▶ [Instructions for the task] Give the count of lines in the data that include the string "this", with no added remarks.

▶ [Source material]
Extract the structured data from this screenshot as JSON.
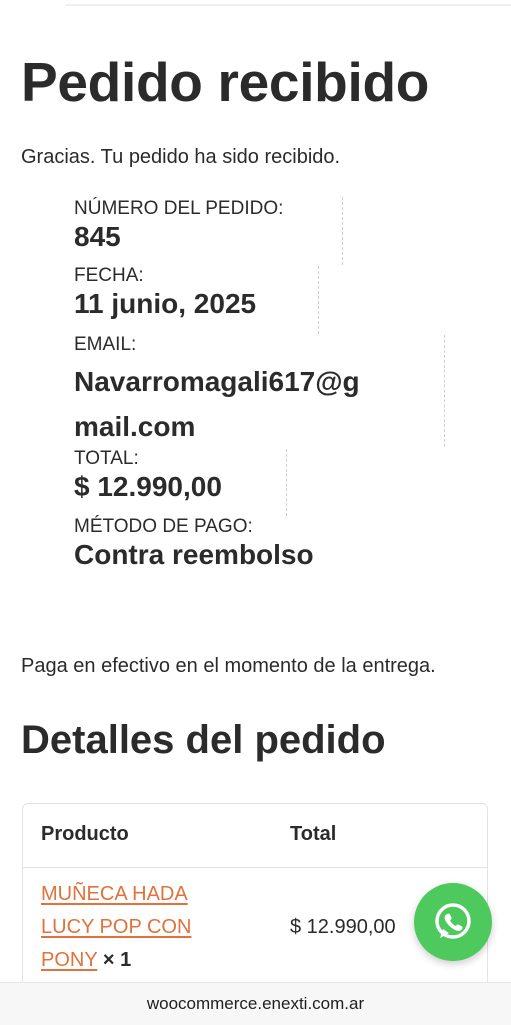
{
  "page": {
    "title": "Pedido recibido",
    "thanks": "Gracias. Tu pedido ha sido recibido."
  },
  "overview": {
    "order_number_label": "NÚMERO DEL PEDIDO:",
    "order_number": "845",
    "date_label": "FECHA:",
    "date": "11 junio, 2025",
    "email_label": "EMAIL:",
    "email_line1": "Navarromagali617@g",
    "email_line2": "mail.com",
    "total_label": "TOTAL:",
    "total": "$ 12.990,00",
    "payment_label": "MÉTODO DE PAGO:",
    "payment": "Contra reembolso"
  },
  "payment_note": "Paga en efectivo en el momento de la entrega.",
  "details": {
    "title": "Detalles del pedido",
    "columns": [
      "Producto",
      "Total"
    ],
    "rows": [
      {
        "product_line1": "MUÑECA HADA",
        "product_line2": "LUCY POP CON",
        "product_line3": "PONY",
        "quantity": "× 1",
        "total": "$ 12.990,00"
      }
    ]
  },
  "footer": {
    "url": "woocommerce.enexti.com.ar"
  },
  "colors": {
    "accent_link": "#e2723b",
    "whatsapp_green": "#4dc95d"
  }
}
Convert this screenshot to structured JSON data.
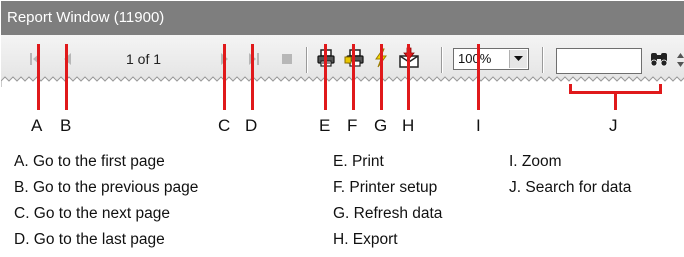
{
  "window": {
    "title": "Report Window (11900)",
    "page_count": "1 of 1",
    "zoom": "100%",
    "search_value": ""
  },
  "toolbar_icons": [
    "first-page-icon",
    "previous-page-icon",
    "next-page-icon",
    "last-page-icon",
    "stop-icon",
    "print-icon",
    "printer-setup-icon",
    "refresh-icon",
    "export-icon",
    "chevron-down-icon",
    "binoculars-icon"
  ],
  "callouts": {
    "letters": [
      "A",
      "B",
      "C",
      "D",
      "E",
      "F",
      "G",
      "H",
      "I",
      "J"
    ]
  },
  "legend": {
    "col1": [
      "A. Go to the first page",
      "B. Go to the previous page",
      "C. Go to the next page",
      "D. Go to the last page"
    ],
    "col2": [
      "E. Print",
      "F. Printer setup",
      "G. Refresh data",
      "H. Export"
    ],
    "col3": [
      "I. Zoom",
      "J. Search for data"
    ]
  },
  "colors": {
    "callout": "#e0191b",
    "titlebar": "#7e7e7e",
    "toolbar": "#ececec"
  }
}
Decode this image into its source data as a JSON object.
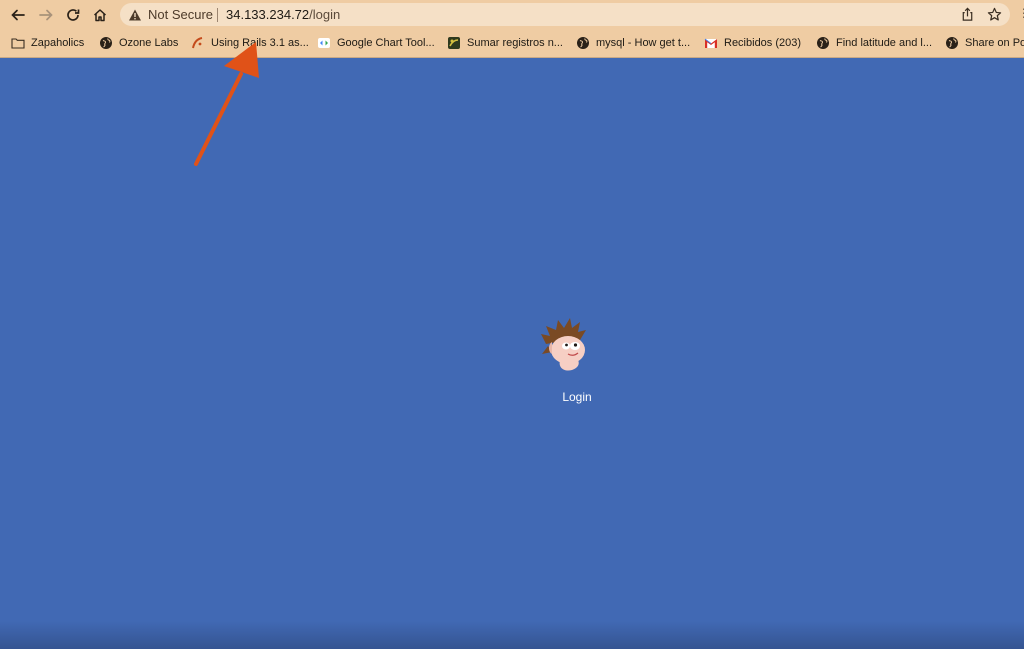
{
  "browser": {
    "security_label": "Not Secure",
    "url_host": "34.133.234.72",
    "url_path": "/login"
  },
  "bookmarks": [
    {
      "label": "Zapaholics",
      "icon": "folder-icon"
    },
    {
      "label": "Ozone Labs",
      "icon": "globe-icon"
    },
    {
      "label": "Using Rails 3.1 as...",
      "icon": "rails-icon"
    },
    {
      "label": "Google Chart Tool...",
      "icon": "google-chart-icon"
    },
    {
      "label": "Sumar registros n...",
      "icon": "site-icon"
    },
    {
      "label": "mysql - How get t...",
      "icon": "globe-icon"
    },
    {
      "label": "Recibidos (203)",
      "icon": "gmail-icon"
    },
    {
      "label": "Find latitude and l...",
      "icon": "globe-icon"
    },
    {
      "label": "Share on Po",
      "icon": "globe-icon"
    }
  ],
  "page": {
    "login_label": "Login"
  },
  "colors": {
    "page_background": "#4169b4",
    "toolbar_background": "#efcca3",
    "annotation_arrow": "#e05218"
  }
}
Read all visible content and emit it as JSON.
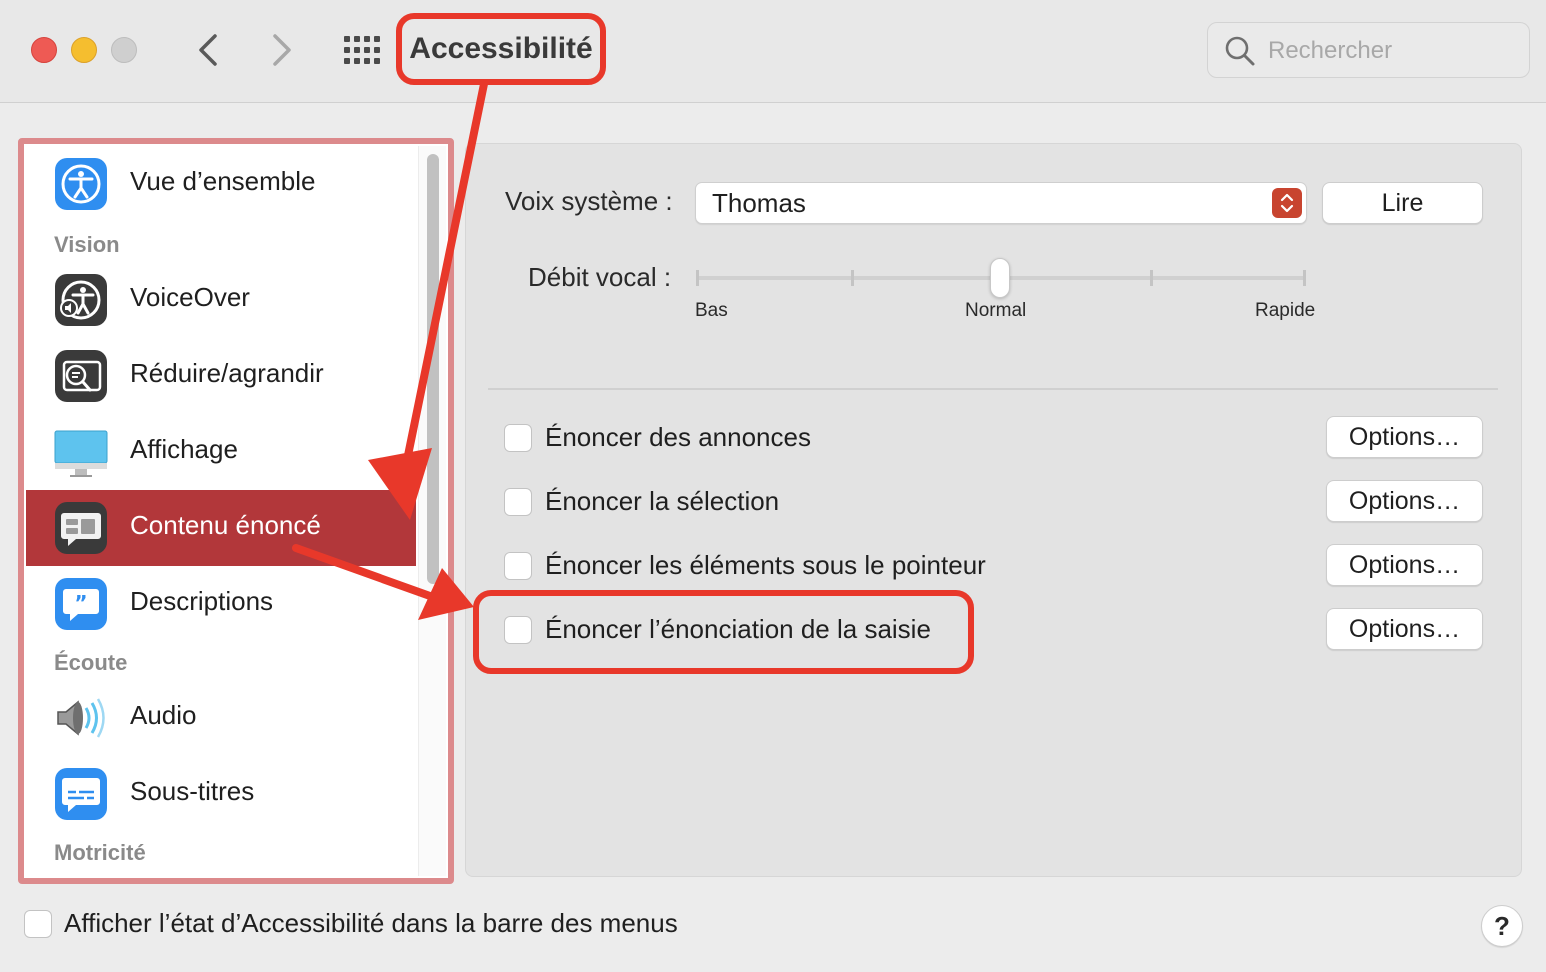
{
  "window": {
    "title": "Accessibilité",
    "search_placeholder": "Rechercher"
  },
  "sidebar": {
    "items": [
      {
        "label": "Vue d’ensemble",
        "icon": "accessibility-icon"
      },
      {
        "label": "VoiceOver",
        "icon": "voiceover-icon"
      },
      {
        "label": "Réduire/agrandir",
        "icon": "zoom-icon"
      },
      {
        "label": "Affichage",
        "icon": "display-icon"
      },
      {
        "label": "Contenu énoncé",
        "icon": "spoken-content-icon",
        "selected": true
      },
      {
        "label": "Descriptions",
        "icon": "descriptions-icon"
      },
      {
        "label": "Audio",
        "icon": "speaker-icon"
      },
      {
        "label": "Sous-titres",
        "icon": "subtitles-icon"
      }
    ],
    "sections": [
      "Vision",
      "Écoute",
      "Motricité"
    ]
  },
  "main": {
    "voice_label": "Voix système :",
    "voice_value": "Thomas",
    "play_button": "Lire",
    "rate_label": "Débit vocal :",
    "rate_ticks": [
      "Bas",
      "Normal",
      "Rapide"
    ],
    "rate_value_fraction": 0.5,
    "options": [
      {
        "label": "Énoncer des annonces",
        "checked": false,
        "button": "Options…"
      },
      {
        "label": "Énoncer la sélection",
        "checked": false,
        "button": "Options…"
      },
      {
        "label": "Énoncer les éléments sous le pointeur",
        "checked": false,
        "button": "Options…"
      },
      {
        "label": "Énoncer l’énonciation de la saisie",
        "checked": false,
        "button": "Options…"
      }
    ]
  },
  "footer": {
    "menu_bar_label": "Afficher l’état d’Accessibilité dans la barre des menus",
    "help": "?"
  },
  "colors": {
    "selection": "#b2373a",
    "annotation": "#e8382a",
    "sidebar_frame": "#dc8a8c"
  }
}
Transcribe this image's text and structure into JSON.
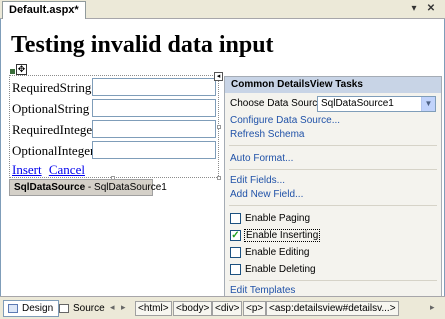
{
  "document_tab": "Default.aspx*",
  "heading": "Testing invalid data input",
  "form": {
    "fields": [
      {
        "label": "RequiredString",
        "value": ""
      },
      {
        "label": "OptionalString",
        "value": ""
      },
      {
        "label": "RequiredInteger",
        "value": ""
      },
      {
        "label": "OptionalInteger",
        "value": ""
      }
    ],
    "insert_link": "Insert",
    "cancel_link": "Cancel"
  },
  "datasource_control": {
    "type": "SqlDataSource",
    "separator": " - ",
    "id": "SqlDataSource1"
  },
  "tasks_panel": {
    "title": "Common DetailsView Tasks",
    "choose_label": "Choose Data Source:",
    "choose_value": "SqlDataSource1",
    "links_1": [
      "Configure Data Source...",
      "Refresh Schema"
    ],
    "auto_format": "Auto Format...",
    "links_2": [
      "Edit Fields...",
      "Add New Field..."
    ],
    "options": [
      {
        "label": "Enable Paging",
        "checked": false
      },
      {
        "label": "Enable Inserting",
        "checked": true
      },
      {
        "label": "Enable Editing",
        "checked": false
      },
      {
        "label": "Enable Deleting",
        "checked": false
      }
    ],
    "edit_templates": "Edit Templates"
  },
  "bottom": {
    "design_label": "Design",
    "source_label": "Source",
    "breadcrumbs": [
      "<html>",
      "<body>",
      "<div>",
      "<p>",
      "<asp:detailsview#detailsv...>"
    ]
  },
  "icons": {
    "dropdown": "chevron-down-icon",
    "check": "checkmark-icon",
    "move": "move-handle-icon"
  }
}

▶ [The answer] 4